- Re-imagine operating concepts: Achieve agility in a volatile, uncertain, complex and ambiguous world by innovating and transforming to an outcome-based organization
- Re-imagine procedures: Change or eliminate fundamental defense processes due to digitization
- Re-imagine work: Step-change in improvements to existing procedures based on real-time information given to make the right decisions and drive immediate impact
For the Connected Defense Healthcare demo, we focused on how defense organizations can reduce non-battle injuries through risk management as well as personalized training and prescribed healthcare programs. Military personnel undergo rigorous collective and individual training to ensure they are fit to fight. All military personnel, but especially leaders, need to be aware of behaviors or conditions that put individuals at increased risk of training injuries as well as training principles that can prevent them.
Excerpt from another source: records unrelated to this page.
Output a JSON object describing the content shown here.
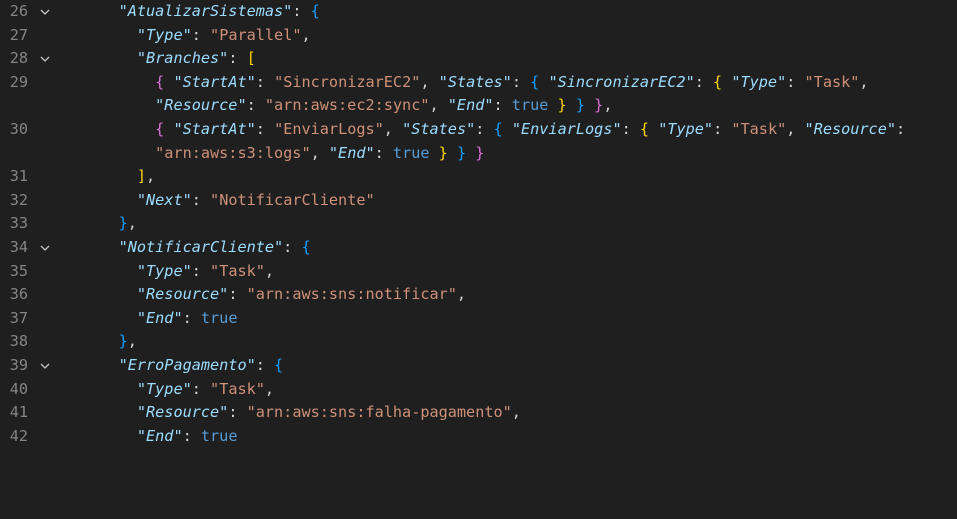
{
  "editor": {
    "lines": [
      {
        "num": "26",
        "fold": true
      },
      {
        "num": "27",
        "fold": false
      },
      {
        "num": "28",
        "fold": true
      },
      {
        "num": "29",
        "fold": false
      },
      {
        "num": "",
        "fold": false
      },
      {
        "num": "30",
        "fold": false
      },
      {
        "num": "",
        "fold": false
      },
      {
        "num": "31",
        "fold": false
      },
      {
        "num": "32",
        "fold": false
      },
      {
        "num": "33",
        "fold": false
      },
      {
        "num": "34",
        "fold": true
      },
      {
        "num": "35",
        "fold": false
      },
      {
        "num": "36",
        "fold": false
      },
      {
        "num": "37",
        "fold": false
      },
      {
        "num": "38",
        "fold": false
      },
      {
        "num": "39",
        "fold": true
      },
      {
        "num": "40",
        "fold": false
      },
      {
        "num": "41",
        "fold": false
      },
      {
        "num": "42",
        "fold": false
      }
    ],
    "code": {
      "l26": {
        "key": "\"AtualizarSistemas\""
      },
      "l27": {
        "key": "\"Type\"",
        "val": "\"Parallel\""
      },
      "l28": {
        "key": "\"Branches\""
      },
      "l29": {
        "k1": "\"StartAt\"",
        "v1": "\"SincronizarEC2\"",
        "k2": "\"States\"",
        "k3": "\"SincronizarEC2\"",
        "k4": "\"Type\"",
        "v4": "\"Task\""
      },
      "l29b": {
        "k5": "\"Resource\"",
        "v5": "\"arn:aws:ec2:sync\"",
        "k6": "\"End\"",
        "v6": "true"
      },
      "l30": {
        "k1": "\"StartAt\"",
        "v1": "\"EnviarLogs\"",
        "k2": "\"States\"",
        "k3": "\"EnviarLogs\"",
        "k4": "\"Type\"",
        "v4": "\"Task\"",
        "k5": "\"Resource\""
      },
      "l30b": {
        "v5": "\"arn:aws:s3:logs\"",
        "k6": "\"End\"",
        "v6": "true"
      },
      "l32": {
        "key": "\"Next\"",
        "val": "\"NotificarCliente\""
      },
      "l34": {
        "key": "\"NotificarCliente\""
      },
      "l35": {
        "key": "\"Type\"",
        "val": "\"Task\""
      },
      "l36": {
        "key": "\"Resource\"",
        "val": "\"arn:aws:sns:notificar\""
      },
      "l37": {
        "key": "\"End\"",
        "val": "true"
      },
      "l39": {
        "key": "\"ErroPagamento\""
      },
      "l40": {
        "key": "\"Type\"",
        "val": "\"Task\""
      },
      "l41": {
        "key": "\"Resource\"",
        "val": "\"arn:aws:sns:falha-pagamento\""
      },
      "l42": {
        "key": "\"End\"",
        "val": "true"
      }
    }
  },
  "colors": {
    "background": "#1f1f1f",
    "key": "#9cdcfe",
    "string": "#ce9178",
    "boolean": "#4ec9b0",
    "bracket_gold": "#ffd700",
    "bracket_purple": "#da70d6",
    "bracket_blue": "#179fff",
    "line_number": "#858585"
  },
  "icons": {
    "fold": "chevron-down-icon"
  }
}
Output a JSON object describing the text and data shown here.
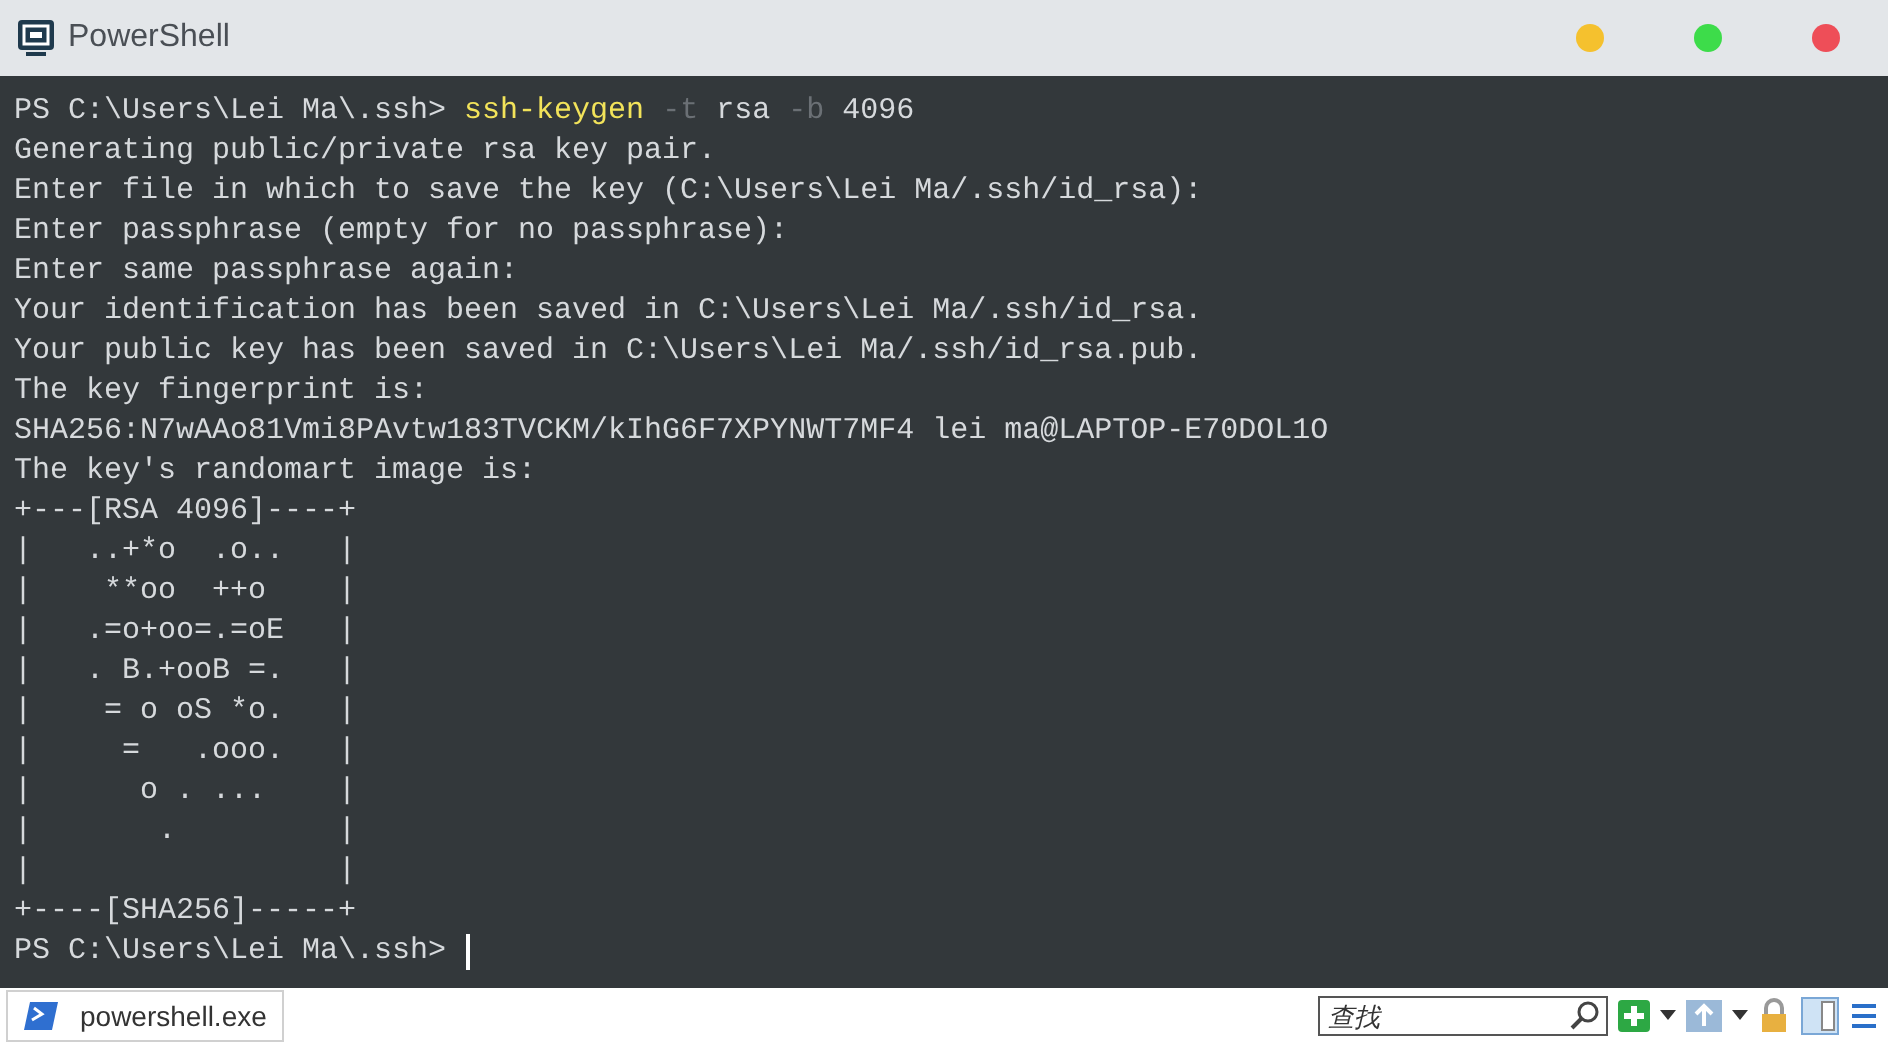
{
  "window": {
    "title": "PowerShell"
  },
  "title_buttons": [
    {
      "color": "#f5c12e"
    },
    {
      "color": "#3ddc4a"
    },
    {
      "color": "#ee4e58"
    }
  ],
  "terminal": {
    "lines": [
      [
        {
          "kind": "prompt",
          "text": "PS C:\\Users\\Lei Ma\\.ssh> "
        },
        {
          "kind": "command",
          "text": "ssh-keygen"
        },
        {
          "kind": "param",
          "text": " -t"
        },
        {
          "kind": "plain",
          "text": " rsa"
        },
        {
          "kind": "param",
          "text": " -b"
        },
        {
          "kind": "plain",
          "text": " 4096"
        }
      ],
      [
        {
          "kind": "plain",
          "text": "Generating public/private rsa key pair."
        }
      ],
      [
        {
          "kind": "plain",
          "text": "Enter file in which to save the key (C:\\Users\\Lei Ma/.ssh/id_rsa):"
        }
      ],
      [
        {
          "kind": "plain",
          "text": "Enter passphrase (empty for no passphrase):"
        }
      ],
      [
        {
          "kind": "plain",
          "text": "Enter same passphrase again:"
        }
      ],
      [
        {
          "kind": "plain",
          "text": "Your identification has been saved in C:\\Users\\Lei Ma/.ssh/id_rsa."
        }
      ],
      [
        {
          "kind": "plain",
          "text": "Your public key has been saved in C:\\Users\\Lei Ma/.ssh/id_rsa.pub."
        }
      ],
      [
        {
          "kind": "plain",
          "text": "The key fingerprint is:"
        }
      ],
      [
        {
          "kind": "plain",
          "text": "SHA256:N7wAAo81Vmi8PAvtw183TVCKM/kIhG6F7XPYNWT7MF4 lei ma@LAPTOP-E70DOL1O"
        }
      ],
      [
        {
          "kind": "plain",
          "text": "The key's randomart image is:"
        }
      ],
      [
        {
          "kind": "plain",
          "text": "+---[RSA 4096]----+"
        }
      ],
      [
        {
          "kind": "plain",
          "text": "|   ..+*o  .o..   |"
        }
      ],
      [
        {
          "kind": "plain",
          "text": "|    **oo  ++o    |"
        }
      ],
      [
        {
          "kind": "plain",
          "text": "|   .=o+oo=.=oE   |"
        }
      ],
      [
        {
          "kind": "plain",
          "text": "|   . B.+ooB =.   |"
        }
      ],
      [
        {
          "kind": "plain",
          "text": "|    = o oS *o.   |"
        }
      ],
      [
        {
          "kind": "plain",
          "text": "|     =   .ooo.   |"
        }
      ],
      [
        {
          "kind": "plain",
          "text": "|      o . ...    |"
        }
      ],
      [
        {
          "kind": "plain",
          "text": "|       .         |"
        }
      ],
      [
        {
          "kind": "plain",
          "text": "|                 |"
        }
      ],
      [
        {
          "kind": "plain",
          "text": "+----[SHA256]-----+"
        }
      ],
      [
        {
          "kind": "prompt",
          "text": "PS C:\\Users\\Lei Ma\\.ssh> "
        },
        {
          "kind": "cursor"
        }
      ]
    ]
  },
  "taskbar": {
    "task": "powershell.exe",
    "search_placeholder": "查找"
  }
}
But this is difficult to objectively assess. Bravado also comes into play as you well know. Military personnel are proud and do not want to show weakness around their leaders and peers.
With the help of wearable physiological sensors, leader can detect, in the moment, subtle changes in how people are running, marching, etc. For example when a heavy ruck sack becomes loose or foot blisters start, peoples gate will naturally change to compensate. Appropriate action can be taken as soon as possible and adjust gear before things get worse and people get injured.
The demo focused on a soldier that is at high risk of injury. A specially designed Injury Risk Monitor dashboard showed the aggregated injury risk as well as individual risk components such as training intensity, rest between events, distance and terrain, etc. The soldier’s leadership team reviewed the risk after noticing abnormal physical performance after a training event.
The assessment and eventual decision to put the soldier on light duty and refer them to physical therapy was made by combining sensor data and medical science embedded in the injury risk management application.
The demo continued by showing the soldier’s personalized treatment plan. One that they could conduct at home, at a clinic, or even when they are deployed. By opting in to remote monitoring, the soldier’s wearable physiological sensor data is shared with the multi-disciplinary healthcare team. The personalized treatment plan can then be remotely monitored, reviewed, and adjustments made as required.
A predictive prognosis on the soldier’s health was also shown. Here, the leadership team and the healthcare team came together to jointly decide when was the best time to bring the soldier back to duty.
In short, the health and wellbeing of the soldiers has been re-imagined by optimizing the soldier/patient experience and outcomes.
I invite you to learn more about achieving agility in a volatile, complex, and ambiguous world by reading our newly published Digital Defense White Paper.
Lastly, I invite you to attend SAPPHIRE NOW + ASUG Annual Conference May 17-19, 2016 in Orlando, Florida and in particular session IN34733: “Connect Military Healthcare Through Digital Integration”.